Instead, I saw something beyond my imagination. An open-ended cylinder about 2 feet long and 6 inches in diameter pulsed before me in the water column, flashing brilliant blue-white light. It was like swimming with an enchanted light fixture.

I had the good fortune to have crossed paths with a pyrosome.

Pyrosomes have been in the news this summer because masses of them are, for the first time, showing up along North America’s northwestern coast. No one knows why the strobing creatures have multiplied to such numbers, why they’re off the West Coast or whether we’ll ever see such a phenomenon again. Only the creatures know what’s happening, and they aren’t talking.

Ten species of pyrosomes pulse throughout the world’s oceans, each in the shape of a hollow tube. The difference between the species is size. The smallest grow only a few inches long. The ones off the West Coast are about 8 inches long and have the cute nickname of sea pickles.

There’s no canning jar, however, that could hold the biggest pyrosomes. They grow to 60 feet, as long as a six-story building is tall.

A pyrosome cylinder consists of thousands of tiny identical bodies, each held in position mouth-sides out, rear-ends in, by the tube’s mucus wall. Each clone sucks in outside water, eating its plankton and breathing its oxygen. The depleted water exits the rears inside, creating a current that propels the cylinder through the water.

Pyrosomes are famous for light flashes created by bacteria in each of the body’s two light organs. (“Pyro” is Greek for fire; “soma,” for body.) When a colony runs into a solid object or polluted water, individuals sparkle, a warning signal to neighbors, which pass it on. An alert results in waves of light that might frighten away a predator.

The following theory about pyrosomes has implications that should give us all stomachaches: Although impossible to prove, it’s possible that reports of a 1964 torpedo attack in the Gulf of Tonkin, which escalated U.S. involvement in Vietnam, may have been the flash of harmless pyrosomes. The creatures are common in that area.
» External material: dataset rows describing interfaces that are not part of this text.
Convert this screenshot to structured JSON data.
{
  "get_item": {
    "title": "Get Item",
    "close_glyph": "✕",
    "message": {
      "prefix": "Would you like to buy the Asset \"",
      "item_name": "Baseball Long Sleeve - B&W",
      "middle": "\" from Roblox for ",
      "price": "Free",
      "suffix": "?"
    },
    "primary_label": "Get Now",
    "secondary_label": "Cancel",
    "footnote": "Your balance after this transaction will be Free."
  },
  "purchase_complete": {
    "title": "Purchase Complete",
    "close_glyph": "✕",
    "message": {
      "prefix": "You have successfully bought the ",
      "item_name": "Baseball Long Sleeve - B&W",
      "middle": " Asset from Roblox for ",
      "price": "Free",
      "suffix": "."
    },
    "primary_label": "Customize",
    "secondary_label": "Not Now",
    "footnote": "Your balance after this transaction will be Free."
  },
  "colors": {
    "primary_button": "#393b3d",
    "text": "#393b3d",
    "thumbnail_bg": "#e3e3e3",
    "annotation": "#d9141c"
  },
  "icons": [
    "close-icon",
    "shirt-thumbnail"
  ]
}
During that Galapagos dive I had no idea what a pyrosome was, and, being separated from my guide and fellow divers, the encounter gave me a jolt of fear. Today the memory gives me a jolt of joy. I got to swim with a living, breathing crystal chandelier.